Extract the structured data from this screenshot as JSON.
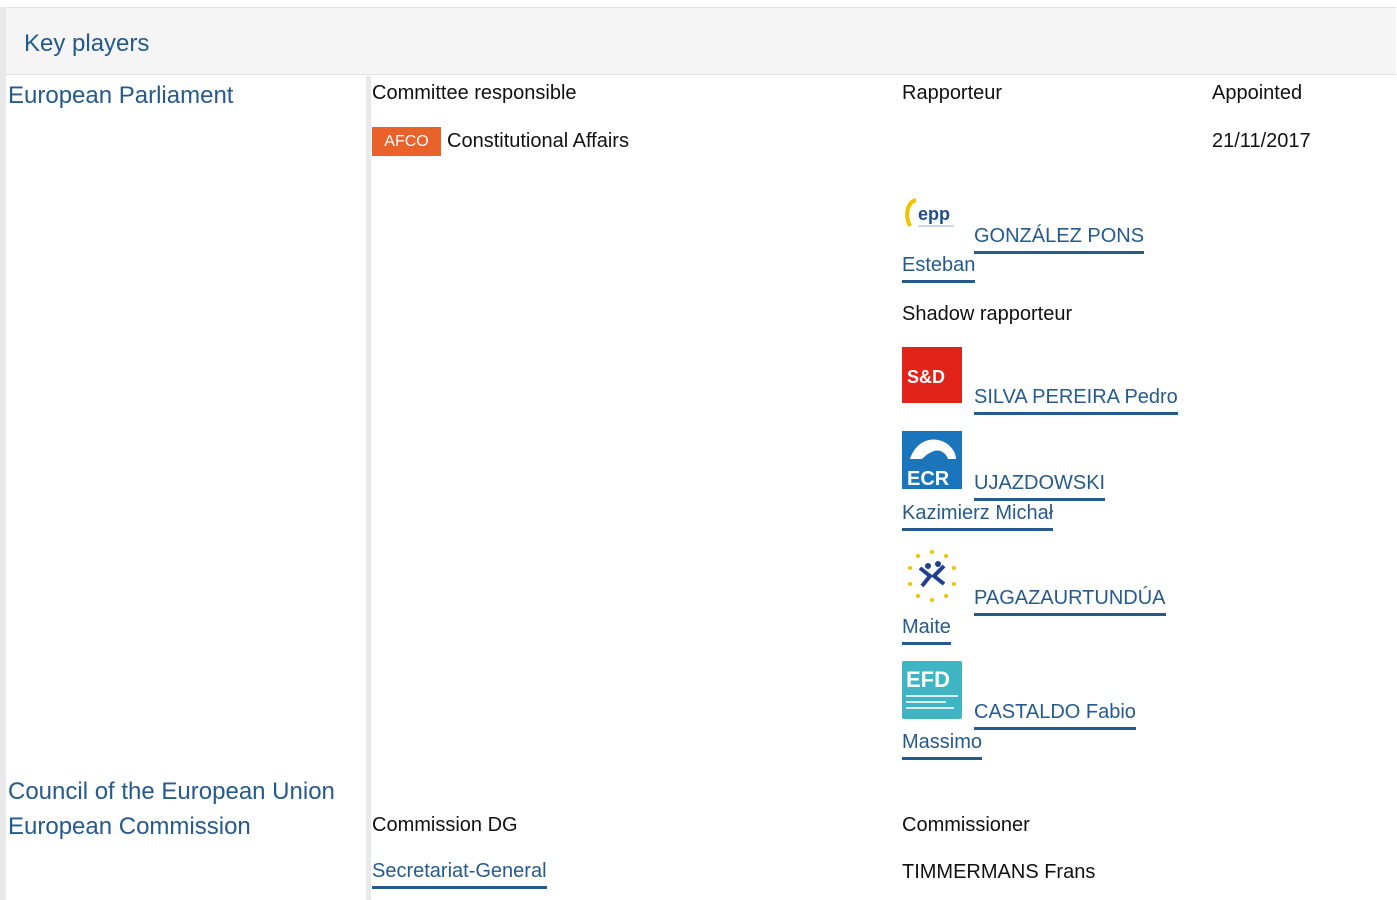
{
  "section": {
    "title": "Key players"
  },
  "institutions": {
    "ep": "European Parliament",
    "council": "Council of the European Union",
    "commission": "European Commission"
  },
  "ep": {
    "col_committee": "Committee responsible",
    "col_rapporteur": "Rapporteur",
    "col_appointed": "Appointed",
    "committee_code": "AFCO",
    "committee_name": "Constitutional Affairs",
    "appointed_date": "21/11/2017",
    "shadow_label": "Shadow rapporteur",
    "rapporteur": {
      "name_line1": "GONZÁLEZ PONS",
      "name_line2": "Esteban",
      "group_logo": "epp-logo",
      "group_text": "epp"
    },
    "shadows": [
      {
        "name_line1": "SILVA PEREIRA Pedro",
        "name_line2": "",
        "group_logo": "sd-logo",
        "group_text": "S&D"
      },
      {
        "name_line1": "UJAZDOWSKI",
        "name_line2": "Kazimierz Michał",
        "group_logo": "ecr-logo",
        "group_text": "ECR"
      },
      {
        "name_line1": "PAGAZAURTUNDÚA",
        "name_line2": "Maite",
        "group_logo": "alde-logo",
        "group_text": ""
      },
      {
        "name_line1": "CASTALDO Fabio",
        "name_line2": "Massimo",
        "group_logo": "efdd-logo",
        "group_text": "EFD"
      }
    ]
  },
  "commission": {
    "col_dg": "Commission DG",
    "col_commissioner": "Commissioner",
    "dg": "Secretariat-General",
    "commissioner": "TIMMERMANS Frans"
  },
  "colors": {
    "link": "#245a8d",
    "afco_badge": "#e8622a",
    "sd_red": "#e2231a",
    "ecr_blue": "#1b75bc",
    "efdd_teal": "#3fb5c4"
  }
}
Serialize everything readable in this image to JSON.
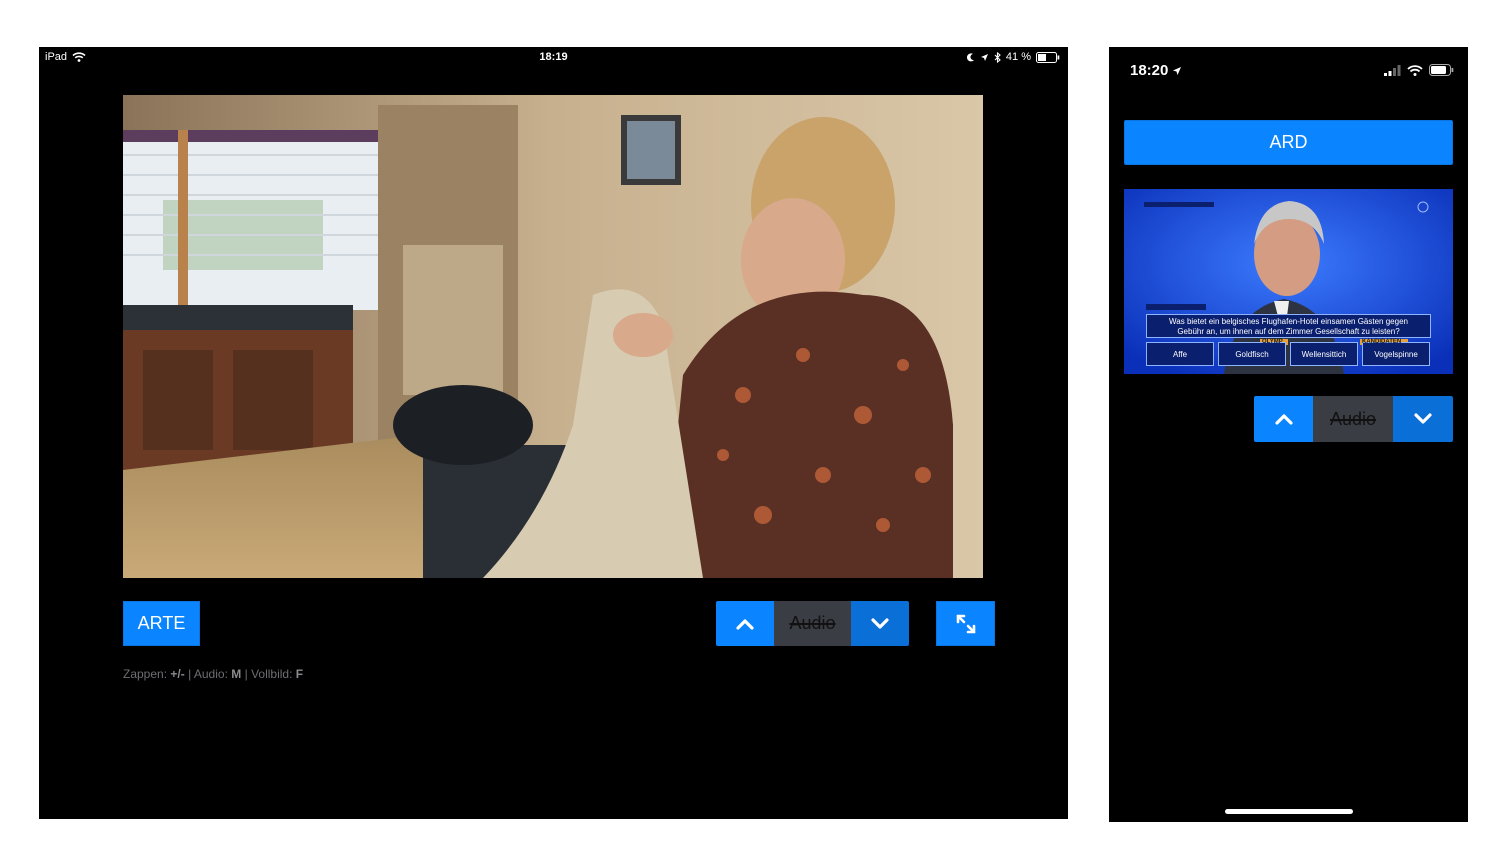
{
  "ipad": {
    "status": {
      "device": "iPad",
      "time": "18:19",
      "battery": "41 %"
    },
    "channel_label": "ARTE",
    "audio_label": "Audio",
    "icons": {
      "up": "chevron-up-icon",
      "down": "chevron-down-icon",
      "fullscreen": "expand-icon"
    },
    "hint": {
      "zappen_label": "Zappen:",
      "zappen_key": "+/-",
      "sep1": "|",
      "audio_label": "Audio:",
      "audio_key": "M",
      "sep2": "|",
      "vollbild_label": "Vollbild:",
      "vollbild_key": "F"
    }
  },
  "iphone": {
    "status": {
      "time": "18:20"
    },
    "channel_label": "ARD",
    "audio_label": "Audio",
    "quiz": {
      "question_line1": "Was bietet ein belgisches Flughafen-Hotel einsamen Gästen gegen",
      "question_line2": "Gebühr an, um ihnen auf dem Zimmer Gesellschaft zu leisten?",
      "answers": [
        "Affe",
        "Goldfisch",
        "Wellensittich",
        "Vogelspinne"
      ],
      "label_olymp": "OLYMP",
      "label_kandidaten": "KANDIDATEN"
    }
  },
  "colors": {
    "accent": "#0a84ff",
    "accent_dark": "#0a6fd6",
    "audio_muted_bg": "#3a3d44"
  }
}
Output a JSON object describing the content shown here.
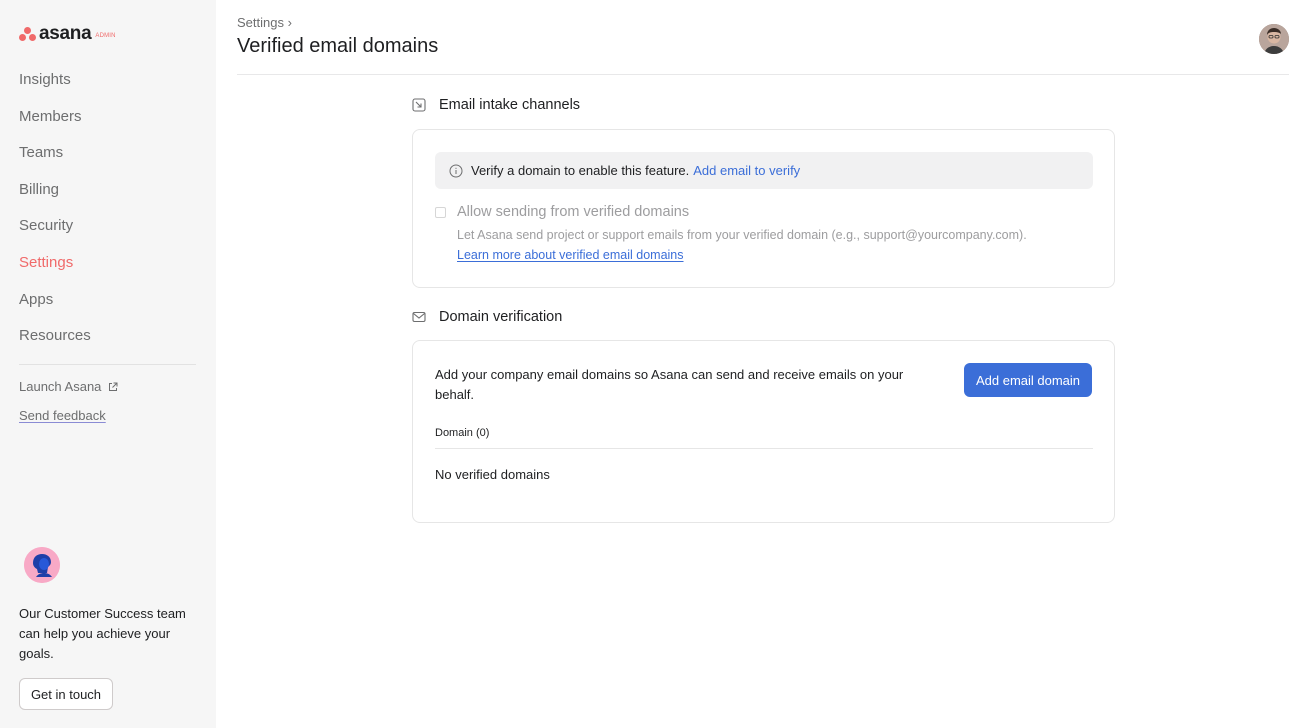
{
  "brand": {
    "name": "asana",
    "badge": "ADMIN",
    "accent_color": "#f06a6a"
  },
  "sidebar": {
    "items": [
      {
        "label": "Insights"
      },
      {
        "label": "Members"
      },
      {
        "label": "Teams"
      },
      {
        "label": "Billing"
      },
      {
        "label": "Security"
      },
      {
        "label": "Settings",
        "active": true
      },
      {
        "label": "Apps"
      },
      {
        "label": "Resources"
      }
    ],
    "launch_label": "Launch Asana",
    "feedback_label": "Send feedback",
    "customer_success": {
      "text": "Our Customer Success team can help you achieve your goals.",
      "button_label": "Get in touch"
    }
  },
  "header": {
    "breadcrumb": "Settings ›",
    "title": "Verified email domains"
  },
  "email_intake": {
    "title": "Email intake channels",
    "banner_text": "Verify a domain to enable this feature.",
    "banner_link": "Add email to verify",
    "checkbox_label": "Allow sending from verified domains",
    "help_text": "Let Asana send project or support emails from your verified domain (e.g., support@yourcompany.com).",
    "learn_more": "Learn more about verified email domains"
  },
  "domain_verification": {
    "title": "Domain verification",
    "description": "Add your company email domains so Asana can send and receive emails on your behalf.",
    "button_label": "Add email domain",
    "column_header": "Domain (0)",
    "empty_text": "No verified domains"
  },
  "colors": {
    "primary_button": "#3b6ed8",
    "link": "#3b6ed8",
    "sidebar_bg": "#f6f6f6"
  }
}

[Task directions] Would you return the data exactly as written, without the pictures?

[Solution to this exercise]
Extract the structured data from this screenshot as JSON.
{
  "section": {
    "title": "Key players"
  },
  "institutions": {
    "ep": "European Parliament",
    "council": "Council of the European Union",
    "commission": "European Commission"
  },
  "ep": {
    "col_committee": "Committee responsible",
    "col_rapporteur": "Rapporteur",
    "col_appointed": "Appointed",
    "committee_code": "AFCO",
    "committee_name": "Constitutional Affairs",
    "appointed_date": "21/11/2017",
    "shadow_label": "Shadow rapporteur",
    "rapporteur": {
      "name_line1": "GONZÁLEZ PONS",
      "name_line2": "Esteban",
      "group_logo": "epp-logo",
      "group_text": "epp"
    },
    "shadows": [
      {
        "name_line1": "SILVA PEREIRA Pedro",
        "name_line2": "",
        "group_logo": "sd-logo",
        "group_text": "S&D"
      },
      {
        "name_line1": "UJAZDOWSKI",
        "name_line2": "Kazimierz Michał",
        "group_logo": "ecr-logo",
        "group_text": "ECR"
      },
      {
        "name_line1": "PAGAZAURTUNDÚA",
        "name_line2": "Maite",
        "group_logo": "alde-logo",
        "group_text": ""
      },
      {
        "name_line1": "CASTALDO Fabio",
        "name_line2": "Massimo",
        "group_logo": "efdd-logo",
        "group_text": "EFD"
      }
    ]
  },
  "commission": {
    "col_dg": "Commission DG",
    "col_commissioner": "Commissioner",
    "dg": "Secretariat-General",
    "commissioner": "TIMMERMANS Frans"
  },
  "colors": {
    "link": "#245a8d",
    "afco_badge": "#e8622a",
    "sd_red": "#e2231a",
    "ecr_blue": "#1b75bc",
    "efdd_teal": "#3fb5c4"
  }
}
Serialize everything readable in this image to JSON.
{
  "ipad": {
    "status": {
      "device": "iPad",
      "time": "18:19",
      "battery": "41 %"
    },
    "channel_label": "ARTE",
    "audio_label": "Audio",
    "icons": {
      "up": "chevron-up-icon",
      "down": "chevron-down-icon",
      "fullscreen": "expand-icon"
    },
    "hint": {
      "zappen_label": "Zappen:",
      "zappen_key": "+/-",
      "sep1": "|",
      "audio_label": "Audio:",
      "audio_key": "M",
      "sep2": "|",
      "vollbild_label": "Vollbild:",
      "vollbild_key": "F"
    }
  },
  "iphone": {
    "status": {
      "time": "18:20"
    },
    "channel_label": "ARD",
    "audio_label": "Audio",
    "quiz": {
      "question_line1": "Was bietet ein belgisches Flughafen-Hotel einsamen Gästen gegen",
      "question_line2": "Gebühr an, um ihnen auf dem Zimmer Gesellschaft zu leisten?",
      "answers": [
        "Affe",
        "Goldfisch",
        "Wellensittich",
        "Vogelspinne"
      ],
      "label_olymp": "OLYMP",
      "label_kandidaten": "KANDIDATEN"
    }
  },
  "colors": {
    "accent": "#0a84ff",
    "accent_dark": "#0a6fd6",
    "audio_muted_bg": "#3a3d44"
  }
}
Output a JSON object describing the content shown here.
{
  "brand": {
    "name": "asana",
    "badge": "ADMIN",
    "accent_color": "#f06a6a"
  },
  "sidebar": {
    "items": [
      {
        "label": "Insights"
      },
      {
        "label": "Members"
      },
      {
        "label": "Teams"
      },
      {
        "label": "Billing"
      },
      {
        "label": "Security"
      },
      {
        "label": "Settings",
        "active": true
      },
      {
        "label": "Apps"
      },
      {
        "label": "Resources"
      }
    ],
    "launch_label": "Launch Asana",
    "feedback_label": "Send feedback",
    "customer_success": {
      "text": "Our Customer Success team can help you achieve your goals.",
      "button_label": "Get in touch"
    }
  },
  "header": {
    "breadcrumb": "Settings ›",
    "title": "Verified email domains"
  },
  "email_intake": {
    "title": "Email intake channels",
    "banner_text": "Verify a domain to enable this feature.",
    "banner_link": "Add email to verify",
    "checkbox_label": "Allow sending from verified domains",
    "help_text": "Let Asana send project or support emails from your verified domain (e.g., support@yourcompany.com).",
    "learn_more": "Learn more about verified email domains"
  },
  "domain_verification": {
    "title": "Domain verification",
    "description": "Add your company email domains so Asana can send and receive emails on your behalf.",
    "button_label": "Add email domain",
    "column_header": "Domain (0)",
    "empty_text": "No verified domains"
  },
  "colors": {
    "primary_button": "#3b6ed8",
    "link": "#3b6ed8",
    "sidebar_bg": "#f6f6f6"
  }
}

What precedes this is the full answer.